Snorri Sturluson (cont.) Edda, Háttatal, 118–19 Edda, Skáldskaparmál, 16–17, 32–33, 43–44, 49–50, 51–53, 56–57n.8, 66, 70, 72, 74, 75, 78, 80, 89, 116–24, 132, 158– 59, 161–62, 165–66 Heimskringla, Hákonar saga góða, 174 Heimskringla, Ynglinga saga, 32– 33, 47, 48–49, 107, 108–9, 111–12, 134–35, 136–37, 139– 40, 143–44, 193–94, 196 Söderblom, Nathan, 165 Sørensen, Villy, 153–54, 155 sun (goddess), 4, 25–27, 26f, 38–40, 43–45, 53–54, 63, 122 Sundqvist, Olof, 138, 171–72 Suttungr (giant), 33, 48–49 Svaðilfœri (giant’s horse), 38–40 Sweden, viii–i x, 6–8, 11, 32–33, 38f, 38–40, 59f, 66, 83, 108–9, 112, 115, 125, 127f, 135, 136, 137, 138, 141–44, 144–45n.7, 148– 50, 199f, 199–200, 206f, 207 von Sydow, C. W., 92–93 Tacitus, Germania, 5–7, 8, 10, 12, 19, 20, 33, 135–36, 159–60 Taggart, Declan, 171–72 Tangherlini, Timothy R., 171 Tjängvide picture stone, Gotland, 40f, 201–3, 204f Tolley, Clive, 171–72 Turville–Petre, Gabriel, 168 Týr (god), 4–8, 21–22n.1, 36–37, 42–43, 91, 92–93, 94, 120, 134, 156f, 158–59, 176, 179, 187, 198–99

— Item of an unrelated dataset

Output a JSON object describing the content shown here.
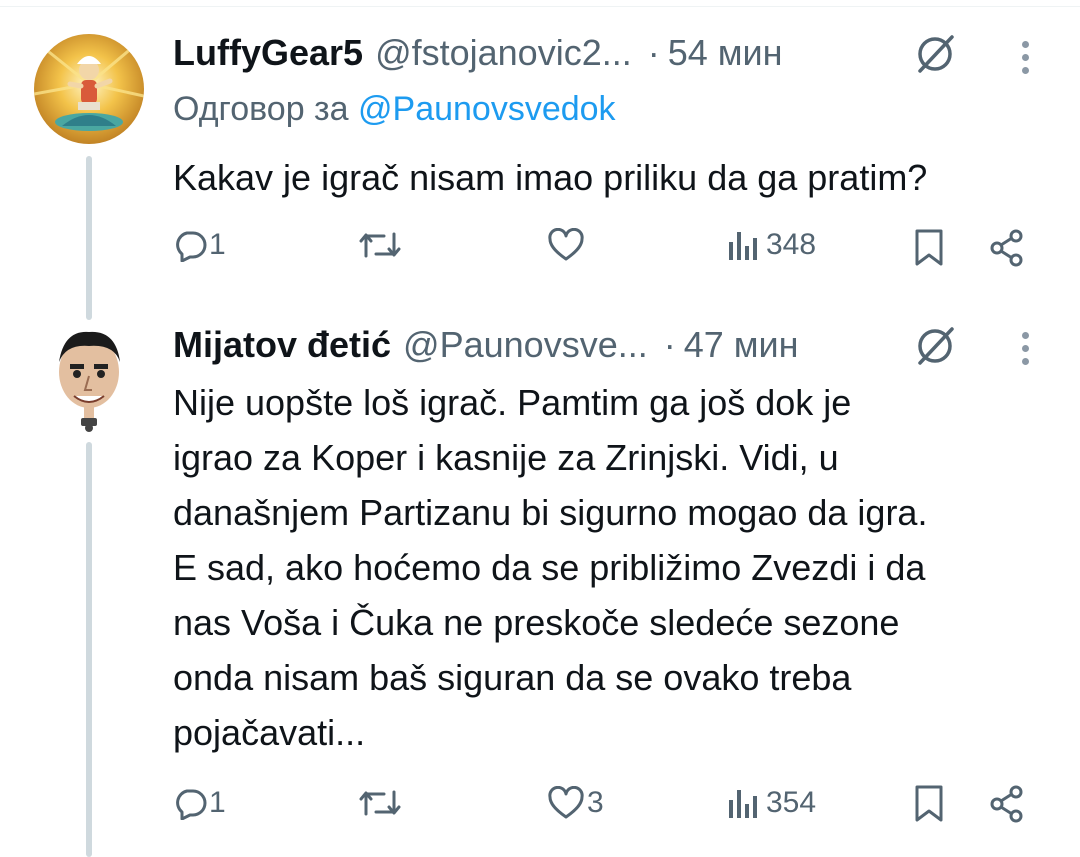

Úlfr Uggason, Húsdrápa, 56–57, 66, 75–78, 79, 80, 82–83, 96–97, 101–2, 158–59 Uppsala, Sweden, 6–7, 48, 136, 138, 141, 143, 144 Urðr (fate being), 30 Útgarðaloki, 55–56, 81, 92–93, 94, 99–100, 101, 115, 124–25, 147–48 Útgarðr, 23, 55–56 Vafþrúðnismál “Vafthrudnir’s Sayings,” 21–22, 53–54, 71–72, 73–74, 115–16, 130–32 Valhǫll (Óðinn’s hall), 38–40, 48, 51–52, 113n.2, 115, 129–30, 135–36, 159, 173–78, 202 Váli (god), 56, 59–60, 61 Vanir, 30–35, 118, 130, 134 Verðandi (fate being), 30 Vetrliði Sumarliðason, Lausavísa, 89, 163 Víðarr (god), 62–63, 62f, 179, 181 Vikstrand, Per, 23 Vǫluspá (“The Seeress’s Prophecy”), 12, 13, 14, 22, 25, 26–29, 30, 31–33, 56, 61–63, 64, 96–97, 115–16, 131–32, 143–44, 146, 147–48, 150, 153, 169–70 de Vries, Jan, 18–19, 168 Vrtra (Indic monster), 66 Wagner, Richard, 151, 153 Wägner, Wilhelm, 154 Wanner, Kevin J., 169–70 Wawn, Andrew, 145–46 West, M. L., 168 Wicker, Nancy, 197–98 Wikström af Edholm, Klas, 171
Index 2 3 1
Williams, Henrik, 197–98 Wills, Tarrin, 171 Wolf, Alois, 96–97 Wolf, Kirsten, 167 World Serpent, viii–ix, 36, 42–43, 53, 55–56, 65–102, 104, 111, 115, 154n.13, 156f Yggdrasill (World tree), 24, 47, 61, 155 Yngvi (probably a name for Freyr), 104–5, 112, 138, 163, 176 Zernack, Julia, 144–45 Þjálfi (Þórr’s companion or servant), 49–50, 52–53, 55–56, 81–82, 121 Þjazi (giant), 27, 28, 92–93, 118, 194
Þjóðólfr Árnórsson (poet), 51 Þjóðólfr ór Hvini, Haustlǫng, 43–44, 51, 77–78, 92–93, 121–22, 158–59, 162 Þorbjǫrn dísarskáld, Poem about Þórr, 89, 163 Þórr, viii–i x, 4–8, 16, 37–38–, 42–43, 44–46, 49–56, 64, 65–102, 103–4, 108, 110–11, 115, 116, 121–22, 124–25, 126–28, 130, 131–32, 134, 140f, 141, 142f, 143, 147–48, 156f, 157, 158–62, 163, 178, 179, 191–92, 196–97, 206– 7–, 208f, 209f, 210f Þorsteins þáttr bœjarmagns, 51, 161n.1 Þrúðr (Þórr’s daughter), 16, 78, 79, 121 Þulur (versified lists), 119